Medicinal Plants with Anti-mycobacterial Activity!
Over the past decade there has been a proliferation of literature on the antibacterial, anti-tuberculosis, antifungal and antiviral properties of plant extracts. Screening plant extracts for anti-mycobacterial activity is usually carried out using mycobacteria cultured in various types of broth and agar based media.
There are several reports on in vitro inhibition of mycobacterium species by medicinal plants and the bioassay-guided research for anti-mycobacterial properties from plants has shown signs of success. Major review articles have appeared on anti-mycobacterial natural products in the last eight years.
Although no marketable products for the treatment of tuberculosis have been isolated from plants, some lead compounds have been identified.
Mitscher and Baker discussed plant-derived compounds (berberine, lichoisoflavone, erygibisoflavone, phaseollidin, erythrabyssin II and tryptanthrin) as potential anti-tuberculosis agents. Newton et al., 2000 reviewed plant-derived anti-mycobacterial natural products, describing the activity of extracts and compounds from 123 plants species.
Reports of 88 naturally occurring compounds and synthetic analogues from plants, fungi and marine organisms, that demonstrated significant activity in the in vitro bioassays against M. tuberculosis and other mycobacterial species, have been described.
Recent developments in myco-bacteriology and innovative natural products chemistry tools and their potential to impact on the early steps of the TB drug discovery process have been reviewed. Gautam et al., 2007 described 70% of Indian medicinal plant species, from a wide range of families, which have shown anti-mycobacterial activity.
Interestingly, when tested preliminary in the in vitro screening, 149 species have shown positive ethno medicinal uses in correlation with the traditional knowledge for TB or related diseases.
Ten of the 408 ethanolic extracts of plants such as Actaea spicata, Angustura vera, Cinnamonium camphora, Piper cubeba, Cuauacum officinale, Ipomea purga, Rhamnus cathartica inhibited growth of M. tuberculosis H37Rv at dilutions of 1 in 160 to 1280 and a high proportion of the other extracts inhibited growth at lower dilutions.
It was found that M. tuberculosis was also sensitive towards Pentas longifolia, Tetradenia riparia and Bidens pilosa, medicinal plants used in Rwanda. The active compound isolated from the leaves of T. riparia was tested against M. tuberculosis which showed activity at 100 µg/ml.
Hydrocotyle asiaticum inhibited growth of M. tuberculosis at a dilution of 1:20. Organic extracts of Helichrysum crispum inhibited the growth of M. tuberculosis.

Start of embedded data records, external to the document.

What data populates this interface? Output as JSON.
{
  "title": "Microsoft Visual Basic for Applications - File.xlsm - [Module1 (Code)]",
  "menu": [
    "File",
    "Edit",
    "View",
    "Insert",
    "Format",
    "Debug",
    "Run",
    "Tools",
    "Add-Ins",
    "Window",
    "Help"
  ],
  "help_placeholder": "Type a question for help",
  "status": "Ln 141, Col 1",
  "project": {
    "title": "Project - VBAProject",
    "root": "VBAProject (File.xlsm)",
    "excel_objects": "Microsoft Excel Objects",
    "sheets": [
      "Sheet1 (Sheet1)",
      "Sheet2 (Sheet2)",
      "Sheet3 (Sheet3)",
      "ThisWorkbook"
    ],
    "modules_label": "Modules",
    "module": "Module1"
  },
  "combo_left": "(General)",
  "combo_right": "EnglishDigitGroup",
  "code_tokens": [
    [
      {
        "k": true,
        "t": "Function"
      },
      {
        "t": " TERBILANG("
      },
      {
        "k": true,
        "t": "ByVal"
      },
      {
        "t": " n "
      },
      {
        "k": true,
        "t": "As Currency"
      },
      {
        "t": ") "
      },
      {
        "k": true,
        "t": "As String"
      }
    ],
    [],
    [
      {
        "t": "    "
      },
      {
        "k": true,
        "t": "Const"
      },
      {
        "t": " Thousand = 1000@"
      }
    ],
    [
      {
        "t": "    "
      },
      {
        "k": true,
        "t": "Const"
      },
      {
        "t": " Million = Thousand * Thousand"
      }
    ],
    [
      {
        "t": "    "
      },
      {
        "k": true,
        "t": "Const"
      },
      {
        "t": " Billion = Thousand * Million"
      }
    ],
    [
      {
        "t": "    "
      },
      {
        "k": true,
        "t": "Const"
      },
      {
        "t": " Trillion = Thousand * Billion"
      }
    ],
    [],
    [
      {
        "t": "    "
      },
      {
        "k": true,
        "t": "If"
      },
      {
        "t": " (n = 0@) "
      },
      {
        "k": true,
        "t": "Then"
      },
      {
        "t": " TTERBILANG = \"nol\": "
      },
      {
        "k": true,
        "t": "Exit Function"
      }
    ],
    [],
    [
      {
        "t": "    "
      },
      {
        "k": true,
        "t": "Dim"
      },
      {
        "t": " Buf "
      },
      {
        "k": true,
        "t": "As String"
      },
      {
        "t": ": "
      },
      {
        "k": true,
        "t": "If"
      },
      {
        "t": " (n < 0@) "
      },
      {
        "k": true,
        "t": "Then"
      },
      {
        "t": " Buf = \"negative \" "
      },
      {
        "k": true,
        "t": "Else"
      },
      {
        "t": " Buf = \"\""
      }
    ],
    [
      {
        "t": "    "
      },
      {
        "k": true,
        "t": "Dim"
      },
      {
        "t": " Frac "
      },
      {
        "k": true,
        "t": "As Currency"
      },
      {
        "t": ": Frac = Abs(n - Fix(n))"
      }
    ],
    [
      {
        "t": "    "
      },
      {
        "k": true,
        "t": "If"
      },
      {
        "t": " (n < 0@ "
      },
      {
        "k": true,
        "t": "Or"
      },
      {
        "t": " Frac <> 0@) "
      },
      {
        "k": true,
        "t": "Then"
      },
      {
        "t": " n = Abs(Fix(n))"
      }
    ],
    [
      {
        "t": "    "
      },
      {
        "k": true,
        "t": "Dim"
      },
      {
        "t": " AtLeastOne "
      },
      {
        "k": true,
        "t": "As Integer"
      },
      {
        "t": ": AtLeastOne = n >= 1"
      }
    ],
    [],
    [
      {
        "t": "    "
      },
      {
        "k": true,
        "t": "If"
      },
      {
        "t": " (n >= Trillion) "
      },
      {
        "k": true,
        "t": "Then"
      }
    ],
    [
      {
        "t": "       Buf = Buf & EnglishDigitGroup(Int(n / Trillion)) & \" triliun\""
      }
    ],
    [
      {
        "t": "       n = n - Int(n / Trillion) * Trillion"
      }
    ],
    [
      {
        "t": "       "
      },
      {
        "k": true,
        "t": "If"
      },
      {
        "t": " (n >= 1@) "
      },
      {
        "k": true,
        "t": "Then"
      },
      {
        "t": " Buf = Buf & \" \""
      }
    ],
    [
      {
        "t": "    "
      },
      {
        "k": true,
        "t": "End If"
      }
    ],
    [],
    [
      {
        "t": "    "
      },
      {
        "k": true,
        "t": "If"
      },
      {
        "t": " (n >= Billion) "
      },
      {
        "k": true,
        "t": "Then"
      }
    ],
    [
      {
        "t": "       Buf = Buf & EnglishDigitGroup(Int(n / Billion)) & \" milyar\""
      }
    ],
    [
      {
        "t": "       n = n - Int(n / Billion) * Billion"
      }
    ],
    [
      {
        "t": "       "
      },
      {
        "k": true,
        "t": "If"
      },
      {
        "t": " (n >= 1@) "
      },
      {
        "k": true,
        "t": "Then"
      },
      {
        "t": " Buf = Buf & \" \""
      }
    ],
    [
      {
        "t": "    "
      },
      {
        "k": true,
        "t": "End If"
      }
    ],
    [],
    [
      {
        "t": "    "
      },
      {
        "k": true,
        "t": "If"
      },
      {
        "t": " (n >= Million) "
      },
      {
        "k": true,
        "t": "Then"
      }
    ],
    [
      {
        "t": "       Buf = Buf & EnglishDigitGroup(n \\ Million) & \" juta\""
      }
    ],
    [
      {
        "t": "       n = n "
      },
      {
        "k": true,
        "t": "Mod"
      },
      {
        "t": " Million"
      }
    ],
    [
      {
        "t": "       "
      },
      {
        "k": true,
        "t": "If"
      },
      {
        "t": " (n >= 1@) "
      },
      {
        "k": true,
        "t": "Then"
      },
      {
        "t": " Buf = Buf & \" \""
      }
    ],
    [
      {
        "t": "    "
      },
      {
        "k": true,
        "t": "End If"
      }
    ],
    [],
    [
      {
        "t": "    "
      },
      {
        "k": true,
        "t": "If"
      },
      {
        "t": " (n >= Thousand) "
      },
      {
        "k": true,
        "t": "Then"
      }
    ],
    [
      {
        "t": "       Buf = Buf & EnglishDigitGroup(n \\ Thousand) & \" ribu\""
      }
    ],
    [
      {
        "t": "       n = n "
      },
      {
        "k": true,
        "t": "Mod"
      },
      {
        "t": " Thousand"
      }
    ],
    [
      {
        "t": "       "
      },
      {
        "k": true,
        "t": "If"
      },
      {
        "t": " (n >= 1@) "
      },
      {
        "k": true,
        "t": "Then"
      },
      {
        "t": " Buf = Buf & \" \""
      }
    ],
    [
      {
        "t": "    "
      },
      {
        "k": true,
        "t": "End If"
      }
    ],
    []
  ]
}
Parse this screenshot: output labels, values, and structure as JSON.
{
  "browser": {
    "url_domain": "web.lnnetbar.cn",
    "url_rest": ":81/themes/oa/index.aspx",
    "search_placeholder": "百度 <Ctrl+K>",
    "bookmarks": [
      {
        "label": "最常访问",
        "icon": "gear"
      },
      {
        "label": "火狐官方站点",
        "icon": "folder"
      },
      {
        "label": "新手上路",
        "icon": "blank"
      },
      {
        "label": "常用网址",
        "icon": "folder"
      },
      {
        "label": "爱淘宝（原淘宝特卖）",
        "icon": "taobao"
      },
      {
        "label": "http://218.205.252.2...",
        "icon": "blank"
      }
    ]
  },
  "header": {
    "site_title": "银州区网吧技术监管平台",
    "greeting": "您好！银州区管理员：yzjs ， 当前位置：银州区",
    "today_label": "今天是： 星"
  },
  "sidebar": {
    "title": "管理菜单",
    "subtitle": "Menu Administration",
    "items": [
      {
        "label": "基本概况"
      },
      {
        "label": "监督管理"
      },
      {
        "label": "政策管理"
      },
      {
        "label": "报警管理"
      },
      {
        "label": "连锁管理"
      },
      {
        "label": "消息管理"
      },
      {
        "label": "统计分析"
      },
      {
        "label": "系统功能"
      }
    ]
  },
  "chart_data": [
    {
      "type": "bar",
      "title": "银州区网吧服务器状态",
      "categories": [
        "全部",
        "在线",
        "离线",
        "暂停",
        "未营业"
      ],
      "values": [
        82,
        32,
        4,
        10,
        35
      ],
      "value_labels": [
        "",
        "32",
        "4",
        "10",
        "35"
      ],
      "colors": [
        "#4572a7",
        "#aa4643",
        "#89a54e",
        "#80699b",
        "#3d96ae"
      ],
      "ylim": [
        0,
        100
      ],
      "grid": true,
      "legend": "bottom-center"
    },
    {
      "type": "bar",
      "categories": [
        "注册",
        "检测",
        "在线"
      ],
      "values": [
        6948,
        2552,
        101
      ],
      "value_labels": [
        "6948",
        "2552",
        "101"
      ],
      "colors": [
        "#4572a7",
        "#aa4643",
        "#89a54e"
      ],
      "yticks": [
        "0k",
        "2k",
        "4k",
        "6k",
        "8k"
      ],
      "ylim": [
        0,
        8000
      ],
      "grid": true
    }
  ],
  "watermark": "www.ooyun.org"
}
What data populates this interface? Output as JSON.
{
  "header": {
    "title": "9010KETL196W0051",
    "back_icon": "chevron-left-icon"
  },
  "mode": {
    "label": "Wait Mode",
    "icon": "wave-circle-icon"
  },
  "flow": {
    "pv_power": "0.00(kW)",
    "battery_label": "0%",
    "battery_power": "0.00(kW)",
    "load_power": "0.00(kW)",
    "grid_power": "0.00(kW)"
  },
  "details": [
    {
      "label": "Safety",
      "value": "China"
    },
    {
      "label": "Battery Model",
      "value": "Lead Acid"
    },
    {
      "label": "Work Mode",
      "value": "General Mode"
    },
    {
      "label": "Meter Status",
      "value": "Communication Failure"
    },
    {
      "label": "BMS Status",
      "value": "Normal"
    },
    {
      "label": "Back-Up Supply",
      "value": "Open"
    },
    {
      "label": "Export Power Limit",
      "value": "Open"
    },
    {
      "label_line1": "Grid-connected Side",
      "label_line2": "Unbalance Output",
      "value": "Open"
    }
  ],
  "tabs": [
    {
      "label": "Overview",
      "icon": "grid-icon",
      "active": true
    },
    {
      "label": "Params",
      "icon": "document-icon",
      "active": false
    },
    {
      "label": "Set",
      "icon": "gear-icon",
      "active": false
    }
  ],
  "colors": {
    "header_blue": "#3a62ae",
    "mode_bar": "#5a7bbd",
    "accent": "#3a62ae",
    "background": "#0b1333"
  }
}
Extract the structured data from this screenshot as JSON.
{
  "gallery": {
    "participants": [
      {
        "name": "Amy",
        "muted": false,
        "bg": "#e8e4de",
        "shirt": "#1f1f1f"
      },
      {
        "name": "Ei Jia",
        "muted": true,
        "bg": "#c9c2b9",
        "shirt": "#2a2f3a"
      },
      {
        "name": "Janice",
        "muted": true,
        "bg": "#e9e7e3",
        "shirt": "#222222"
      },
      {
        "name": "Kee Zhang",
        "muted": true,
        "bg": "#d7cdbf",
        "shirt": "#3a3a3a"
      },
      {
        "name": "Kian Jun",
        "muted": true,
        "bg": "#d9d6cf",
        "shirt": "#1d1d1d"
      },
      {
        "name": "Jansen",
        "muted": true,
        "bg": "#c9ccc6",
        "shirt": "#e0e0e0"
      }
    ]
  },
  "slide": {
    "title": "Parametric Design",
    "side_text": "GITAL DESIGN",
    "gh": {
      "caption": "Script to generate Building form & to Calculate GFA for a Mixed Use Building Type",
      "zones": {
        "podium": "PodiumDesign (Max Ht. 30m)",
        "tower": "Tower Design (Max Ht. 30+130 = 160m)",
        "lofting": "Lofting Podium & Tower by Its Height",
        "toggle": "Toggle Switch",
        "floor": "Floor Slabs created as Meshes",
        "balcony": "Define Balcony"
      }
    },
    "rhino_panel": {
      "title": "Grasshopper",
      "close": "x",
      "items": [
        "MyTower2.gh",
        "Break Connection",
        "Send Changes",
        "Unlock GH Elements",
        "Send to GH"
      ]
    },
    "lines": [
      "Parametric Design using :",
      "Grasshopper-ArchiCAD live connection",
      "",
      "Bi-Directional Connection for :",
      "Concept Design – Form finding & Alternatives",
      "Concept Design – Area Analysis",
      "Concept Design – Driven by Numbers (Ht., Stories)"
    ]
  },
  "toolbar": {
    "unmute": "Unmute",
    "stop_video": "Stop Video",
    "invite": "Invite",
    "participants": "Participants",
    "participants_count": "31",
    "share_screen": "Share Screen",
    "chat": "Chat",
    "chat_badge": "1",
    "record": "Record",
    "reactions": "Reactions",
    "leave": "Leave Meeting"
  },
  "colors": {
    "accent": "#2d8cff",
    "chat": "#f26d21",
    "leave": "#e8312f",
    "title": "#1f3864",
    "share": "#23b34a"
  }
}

Lall and Meyer (2001) demonstrated the inhibition of drug-sensitive and drug-resistant strains of M. tuberculosis by diospyrin isolated from the roots of Euclea natalensis AD. The phytochemical and biological studies of E. natalensis and isolated compounds from this plant indicated in vitro activity against M. tuberculosis.
In structure-activity related studies against M. tuberculosis different research groups have found activity using a variety of natural products with no definite trend towards a specific group of compounds.
In South Africa, it has been reported that people smoke dried flower and seed of Helichrysum krausii in a pipe for the relief of coughs and as a remedy for pulmonary tuberculosis. Chelerythrine isolated from methanolic root extracts of Sanguinaria canadensis was found to be the most active isolated compound against M. smegmatis at 29.0 µg/ml.
Plants have been endowed with therapeutic virtues both in legend and in scientific literature and are being used in treating various ailments such as coughs, colds, other pathogenic bacterial and viral infections.
The use of antimicrobials from the natural vegetation has a great impact in human health care in undeveloped countries. Herbal medicine has been used for centuries in rural areas by local healers and has been improved in industrialized countries.